  • Subsequent event disclosures should be updated to reflect the pandemic and the fund’s continued monitoring of the situation. This disclosure should be tailored specifically to the operations of the fund and whether or not there was any specific impact that could be determined. Most funds we have seen so far have stated that the impact on their financial performance cannot be reasonably estimated at this time.
  • Risks and uncertainties were already a robust section of the funds’ financial statements and should be further expanded to include the pandemic. Among the items discussed is the inability for certain cannabis companies to obtain additional assistance from the U.S. stimulus package. There should also be discussion about the liquidity of investments held and whether the pandemic will cause issues in a changing marketplace. For funds with significant debt holdings, there will be additional risks to consider when it comes to repayment, and those should be addressed in the financial statement disclosures.
  • Valuation process and related disclosures may require broad revision in 2020 based on the impacts of COVID-19 (financial statements for years ending December 31, 2019, will need less revision as COVID-19 was not declared a pandemic until March 2020). For privately held investments or valuations determined by management, the estimates involved in the valuation process will require significant review and skepticism. For companies using forward-looking cash statements or market comparables, the effect of COVID-19 could be significant and should be evaluated for each of these investments.
  • Conclusion

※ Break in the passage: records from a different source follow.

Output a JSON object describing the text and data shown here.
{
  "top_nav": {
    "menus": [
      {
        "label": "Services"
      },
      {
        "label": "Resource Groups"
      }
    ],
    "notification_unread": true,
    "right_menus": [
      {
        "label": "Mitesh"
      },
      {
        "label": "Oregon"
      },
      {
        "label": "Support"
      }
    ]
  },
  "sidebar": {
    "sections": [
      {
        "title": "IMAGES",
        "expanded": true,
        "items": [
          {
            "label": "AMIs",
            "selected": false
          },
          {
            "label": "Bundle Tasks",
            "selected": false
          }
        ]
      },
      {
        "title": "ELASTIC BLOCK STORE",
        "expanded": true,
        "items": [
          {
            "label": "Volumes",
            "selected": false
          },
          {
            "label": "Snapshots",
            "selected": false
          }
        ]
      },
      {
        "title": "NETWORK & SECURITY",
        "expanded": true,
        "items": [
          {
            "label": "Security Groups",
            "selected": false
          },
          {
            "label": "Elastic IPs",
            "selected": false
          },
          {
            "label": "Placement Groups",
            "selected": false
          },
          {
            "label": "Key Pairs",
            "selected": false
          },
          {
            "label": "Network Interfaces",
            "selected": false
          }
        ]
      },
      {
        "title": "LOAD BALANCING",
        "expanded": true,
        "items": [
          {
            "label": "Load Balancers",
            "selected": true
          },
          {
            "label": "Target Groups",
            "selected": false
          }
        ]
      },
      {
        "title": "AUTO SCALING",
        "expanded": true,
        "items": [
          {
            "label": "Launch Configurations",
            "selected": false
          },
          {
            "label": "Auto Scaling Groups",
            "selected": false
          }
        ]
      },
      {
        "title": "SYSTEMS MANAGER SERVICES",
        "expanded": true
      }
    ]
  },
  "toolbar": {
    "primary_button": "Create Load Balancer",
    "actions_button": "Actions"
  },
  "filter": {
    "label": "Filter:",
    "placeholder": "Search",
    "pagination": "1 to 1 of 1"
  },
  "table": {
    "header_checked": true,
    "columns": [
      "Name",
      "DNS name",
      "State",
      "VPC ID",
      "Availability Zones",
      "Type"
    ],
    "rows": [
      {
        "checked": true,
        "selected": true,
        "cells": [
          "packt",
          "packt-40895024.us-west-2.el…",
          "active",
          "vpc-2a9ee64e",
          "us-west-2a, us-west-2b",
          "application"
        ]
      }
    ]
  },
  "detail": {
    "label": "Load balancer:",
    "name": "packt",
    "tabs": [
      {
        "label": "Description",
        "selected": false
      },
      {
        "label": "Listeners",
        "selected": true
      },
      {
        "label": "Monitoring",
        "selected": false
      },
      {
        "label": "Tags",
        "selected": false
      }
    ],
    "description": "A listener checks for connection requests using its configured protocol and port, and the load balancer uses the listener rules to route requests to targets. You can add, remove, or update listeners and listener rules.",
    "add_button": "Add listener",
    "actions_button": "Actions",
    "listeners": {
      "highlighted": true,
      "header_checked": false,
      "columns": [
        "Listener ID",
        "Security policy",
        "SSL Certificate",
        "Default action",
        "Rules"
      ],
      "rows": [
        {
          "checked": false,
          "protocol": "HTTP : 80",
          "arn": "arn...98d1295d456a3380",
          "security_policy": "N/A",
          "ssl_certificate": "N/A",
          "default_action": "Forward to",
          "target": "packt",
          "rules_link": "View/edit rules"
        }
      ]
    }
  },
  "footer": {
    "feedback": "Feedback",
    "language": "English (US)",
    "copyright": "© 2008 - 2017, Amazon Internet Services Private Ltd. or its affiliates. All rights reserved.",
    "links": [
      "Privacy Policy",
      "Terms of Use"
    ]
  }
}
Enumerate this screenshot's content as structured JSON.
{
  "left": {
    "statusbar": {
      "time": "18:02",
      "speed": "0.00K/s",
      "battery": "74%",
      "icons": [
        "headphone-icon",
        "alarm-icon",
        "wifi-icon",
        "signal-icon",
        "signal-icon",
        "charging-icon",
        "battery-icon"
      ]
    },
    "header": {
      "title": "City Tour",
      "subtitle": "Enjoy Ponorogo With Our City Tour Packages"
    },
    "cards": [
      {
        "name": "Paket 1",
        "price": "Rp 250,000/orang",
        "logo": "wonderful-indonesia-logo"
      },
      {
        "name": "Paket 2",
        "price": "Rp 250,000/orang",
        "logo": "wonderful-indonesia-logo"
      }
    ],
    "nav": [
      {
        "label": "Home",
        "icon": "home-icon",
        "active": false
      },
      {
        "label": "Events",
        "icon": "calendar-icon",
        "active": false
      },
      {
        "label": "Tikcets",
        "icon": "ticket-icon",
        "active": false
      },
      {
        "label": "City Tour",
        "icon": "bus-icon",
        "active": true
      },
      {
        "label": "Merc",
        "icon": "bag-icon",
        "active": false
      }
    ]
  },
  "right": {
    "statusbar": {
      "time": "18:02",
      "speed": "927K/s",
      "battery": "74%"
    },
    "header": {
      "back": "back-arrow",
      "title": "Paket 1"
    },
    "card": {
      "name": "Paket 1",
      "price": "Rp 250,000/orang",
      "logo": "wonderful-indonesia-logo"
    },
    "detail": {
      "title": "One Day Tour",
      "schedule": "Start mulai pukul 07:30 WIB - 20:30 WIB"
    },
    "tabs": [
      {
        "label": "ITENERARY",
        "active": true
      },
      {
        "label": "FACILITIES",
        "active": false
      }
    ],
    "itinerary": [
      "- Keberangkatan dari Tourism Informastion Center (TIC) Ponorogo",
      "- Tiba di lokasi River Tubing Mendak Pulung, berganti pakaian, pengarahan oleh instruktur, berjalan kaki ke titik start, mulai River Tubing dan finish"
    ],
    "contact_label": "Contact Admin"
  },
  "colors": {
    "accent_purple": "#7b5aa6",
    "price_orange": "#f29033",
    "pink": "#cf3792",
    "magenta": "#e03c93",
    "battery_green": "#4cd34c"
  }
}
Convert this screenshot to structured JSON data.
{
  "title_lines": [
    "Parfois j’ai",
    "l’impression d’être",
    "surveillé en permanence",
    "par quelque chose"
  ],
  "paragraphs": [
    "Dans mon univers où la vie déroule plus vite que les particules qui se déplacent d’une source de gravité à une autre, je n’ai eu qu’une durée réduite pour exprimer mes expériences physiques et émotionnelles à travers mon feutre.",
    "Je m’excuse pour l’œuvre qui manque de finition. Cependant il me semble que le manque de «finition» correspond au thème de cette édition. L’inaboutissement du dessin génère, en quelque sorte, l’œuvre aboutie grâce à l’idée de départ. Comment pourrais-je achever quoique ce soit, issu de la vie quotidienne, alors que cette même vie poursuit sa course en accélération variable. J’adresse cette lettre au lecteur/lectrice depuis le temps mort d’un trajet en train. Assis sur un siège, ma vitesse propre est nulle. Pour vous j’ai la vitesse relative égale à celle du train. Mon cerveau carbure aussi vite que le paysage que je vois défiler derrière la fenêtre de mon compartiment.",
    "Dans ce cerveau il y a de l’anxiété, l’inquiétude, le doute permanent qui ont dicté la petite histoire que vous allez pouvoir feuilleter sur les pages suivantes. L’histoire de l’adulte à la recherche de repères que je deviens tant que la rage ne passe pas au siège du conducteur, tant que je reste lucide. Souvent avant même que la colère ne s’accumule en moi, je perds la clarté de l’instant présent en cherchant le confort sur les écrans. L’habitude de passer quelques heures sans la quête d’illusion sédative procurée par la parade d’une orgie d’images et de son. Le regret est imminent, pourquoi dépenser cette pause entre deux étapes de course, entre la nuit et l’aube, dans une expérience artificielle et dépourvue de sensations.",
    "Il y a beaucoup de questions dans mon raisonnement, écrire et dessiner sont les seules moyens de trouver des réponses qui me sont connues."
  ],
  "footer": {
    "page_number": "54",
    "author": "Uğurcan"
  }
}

    COVID-19 has already caused and will continue cause significant disruptions to the cannabis industry. Funds with investments in cannabis will need to thoroughly assess the effects of the pandemic on their holdings and operations.

    Coronavirus Resource Center

    Have more questions about the impact of the coronavirus on your business? Visit Marcum’s Coronavirus Resource Center for up-to-date information.

    SOURCES

    1. https://www.forbes.com/sites/irisdorbian/2019/05/20/cbd-market-could-reach-20-billion-by-2024-says-new-study/#419f6b7149d0

    Related Industries

    Alternative Investments, Cannabis